Updating the action from the Victorian era to the 1960s, not unlike smash hit One Man Two Guvnors, makes a comfy fit that brings Hobson’s bigotry closer to home and utilises some great music from the period. The potential for drama suffers a little by the move to the swinging sixties – Hobson is too clearly on the losing side – but there’s enough family tension to entertain, and the emphasis on jokes is a wise choice. If you like your humour Northern, you’ll be laughing a lot.

Mark Benton takes the role of the troubled trader.

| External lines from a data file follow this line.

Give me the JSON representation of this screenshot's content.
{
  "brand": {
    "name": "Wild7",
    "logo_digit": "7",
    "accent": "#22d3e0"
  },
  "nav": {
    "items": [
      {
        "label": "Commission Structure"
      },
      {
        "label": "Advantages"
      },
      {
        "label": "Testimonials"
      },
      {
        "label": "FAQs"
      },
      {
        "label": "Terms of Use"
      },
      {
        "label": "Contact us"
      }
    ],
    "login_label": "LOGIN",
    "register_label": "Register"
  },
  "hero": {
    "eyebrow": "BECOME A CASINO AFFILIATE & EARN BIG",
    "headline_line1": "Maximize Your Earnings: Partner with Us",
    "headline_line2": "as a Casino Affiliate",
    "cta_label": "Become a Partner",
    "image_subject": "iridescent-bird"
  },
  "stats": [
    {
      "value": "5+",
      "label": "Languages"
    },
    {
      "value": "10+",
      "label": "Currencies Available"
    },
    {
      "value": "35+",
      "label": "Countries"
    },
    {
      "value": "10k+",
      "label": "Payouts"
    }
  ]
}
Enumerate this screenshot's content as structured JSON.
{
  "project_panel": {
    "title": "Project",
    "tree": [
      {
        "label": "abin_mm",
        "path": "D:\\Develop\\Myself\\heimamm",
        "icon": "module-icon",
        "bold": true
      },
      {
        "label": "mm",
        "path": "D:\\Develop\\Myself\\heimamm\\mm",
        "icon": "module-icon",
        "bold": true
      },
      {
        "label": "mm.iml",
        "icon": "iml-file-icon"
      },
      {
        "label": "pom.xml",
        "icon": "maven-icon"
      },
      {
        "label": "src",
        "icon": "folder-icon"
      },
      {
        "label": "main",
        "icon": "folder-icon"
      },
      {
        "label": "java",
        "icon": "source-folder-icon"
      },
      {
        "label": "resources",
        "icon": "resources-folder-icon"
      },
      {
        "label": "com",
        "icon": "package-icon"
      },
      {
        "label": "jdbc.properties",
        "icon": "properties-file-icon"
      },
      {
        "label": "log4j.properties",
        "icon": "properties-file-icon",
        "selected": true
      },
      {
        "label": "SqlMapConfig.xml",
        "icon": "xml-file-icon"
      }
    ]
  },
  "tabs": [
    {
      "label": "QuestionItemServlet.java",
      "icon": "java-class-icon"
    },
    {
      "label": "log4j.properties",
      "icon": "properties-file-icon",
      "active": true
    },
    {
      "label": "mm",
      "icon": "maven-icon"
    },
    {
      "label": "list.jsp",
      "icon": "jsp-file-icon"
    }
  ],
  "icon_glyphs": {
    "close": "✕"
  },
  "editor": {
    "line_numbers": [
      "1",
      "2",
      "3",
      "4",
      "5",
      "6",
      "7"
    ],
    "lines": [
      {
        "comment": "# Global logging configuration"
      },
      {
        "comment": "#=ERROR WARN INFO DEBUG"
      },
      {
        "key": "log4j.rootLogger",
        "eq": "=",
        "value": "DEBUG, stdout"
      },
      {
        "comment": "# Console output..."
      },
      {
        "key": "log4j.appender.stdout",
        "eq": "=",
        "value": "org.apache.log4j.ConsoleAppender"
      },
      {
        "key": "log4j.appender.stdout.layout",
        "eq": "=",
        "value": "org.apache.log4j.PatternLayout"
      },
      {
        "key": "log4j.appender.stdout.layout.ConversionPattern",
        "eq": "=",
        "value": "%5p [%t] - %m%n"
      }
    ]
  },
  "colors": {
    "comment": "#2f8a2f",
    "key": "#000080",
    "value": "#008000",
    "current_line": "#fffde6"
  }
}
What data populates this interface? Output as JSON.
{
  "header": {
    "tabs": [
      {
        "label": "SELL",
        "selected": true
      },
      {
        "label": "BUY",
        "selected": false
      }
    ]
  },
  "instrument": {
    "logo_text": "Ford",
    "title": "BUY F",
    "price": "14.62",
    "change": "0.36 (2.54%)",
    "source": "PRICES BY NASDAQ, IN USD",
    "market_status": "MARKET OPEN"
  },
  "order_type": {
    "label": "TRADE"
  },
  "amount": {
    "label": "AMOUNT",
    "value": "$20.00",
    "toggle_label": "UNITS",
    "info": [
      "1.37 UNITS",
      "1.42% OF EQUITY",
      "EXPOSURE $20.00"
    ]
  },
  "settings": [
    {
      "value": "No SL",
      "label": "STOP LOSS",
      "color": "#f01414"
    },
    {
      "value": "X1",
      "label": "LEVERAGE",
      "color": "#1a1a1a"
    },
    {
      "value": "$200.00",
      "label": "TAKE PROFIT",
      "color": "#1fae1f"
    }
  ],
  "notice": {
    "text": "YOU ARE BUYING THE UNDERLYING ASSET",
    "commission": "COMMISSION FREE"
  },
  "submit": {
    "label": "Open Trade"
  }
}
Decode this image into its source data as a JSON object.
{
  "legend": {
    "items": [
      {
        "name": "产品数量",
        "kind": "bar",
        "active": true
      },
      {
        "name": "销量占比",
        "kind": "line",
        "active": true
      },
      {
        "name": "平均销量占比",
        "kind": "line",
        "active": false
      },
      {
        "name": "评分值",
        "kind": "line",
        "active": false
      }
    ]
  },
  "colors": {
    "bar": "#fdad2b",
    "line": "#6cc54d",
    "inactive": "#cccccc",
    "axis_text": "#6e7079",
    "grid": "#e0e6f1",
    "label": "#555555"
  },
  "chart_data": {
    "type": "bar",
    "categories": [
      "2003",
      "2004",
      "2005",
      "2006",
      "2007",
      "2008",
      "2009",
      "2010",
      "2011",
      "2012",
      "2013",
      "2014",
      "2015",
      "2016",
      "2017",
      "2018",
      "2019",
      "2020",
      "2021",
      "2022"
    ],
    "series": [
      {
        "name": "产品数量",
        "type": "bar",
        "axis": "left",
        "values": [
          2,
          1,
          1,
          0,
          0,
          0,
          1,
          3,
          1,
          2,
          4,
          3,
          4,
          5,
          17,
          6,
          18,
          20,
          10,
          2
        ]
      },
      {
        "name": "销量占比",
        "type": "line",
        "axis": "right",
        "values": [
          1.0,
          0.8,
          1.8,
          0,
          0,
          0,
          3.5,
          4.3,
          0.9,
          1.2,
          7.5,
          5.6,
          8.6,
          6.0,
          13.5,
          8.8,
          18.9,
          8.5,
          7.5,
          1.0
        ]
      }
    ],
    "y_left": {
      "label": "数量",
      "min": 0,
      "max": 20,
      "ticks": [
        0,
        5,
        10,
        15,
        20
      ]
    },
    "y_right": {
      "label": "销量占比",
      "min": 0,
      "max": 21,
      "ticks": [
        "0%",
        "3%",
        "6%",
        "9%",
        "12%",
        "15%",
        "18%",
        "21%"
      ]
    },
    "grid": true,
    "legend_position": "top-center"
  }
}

Certainly not more sinned against than sinning, Benton ensures he’s too funny to be sinister – which is saying something given his bullying, snobbish hypocrisy – and it’s a joy to see him “diddled”. Pitted against him are his three graceless daughters, working in the shop for free while plotting lives, or at least husbands, of their own. It’s the year of women at work in the theatre with The Pyjama Game running and Made in Dagenham coming soon. Hobson’s Choice makes an interesting precursor: literally, sisters doing it for themselves.

Hannah Britland and Nadia Clifford fill the younger sisters with spirit, while Jodie McNee is electric as Maggie. Razor-sharp and determined to tame her father, Maggie never lets us doubt the intelligence beneath the plain speaking, and cleverly understated touches show her vulnerability, too.

This is Fall’s focus – the love story at the heart of the piece and Maggie’s choice to find a man for herself. Selecting her father’s employee indicates a radical streak that makes her heroic. Karl Davies performs as Willie, the lad she transforms, and their unusual courtship produces the finest scenes in the show. Davies’ performance is so endearing you’re behind him all the way. All power to this Willie. And the woman behind him, of course.

Until 12 July 2014


Photo by Johan Persson

Written 18 June 2014 for The London Magazine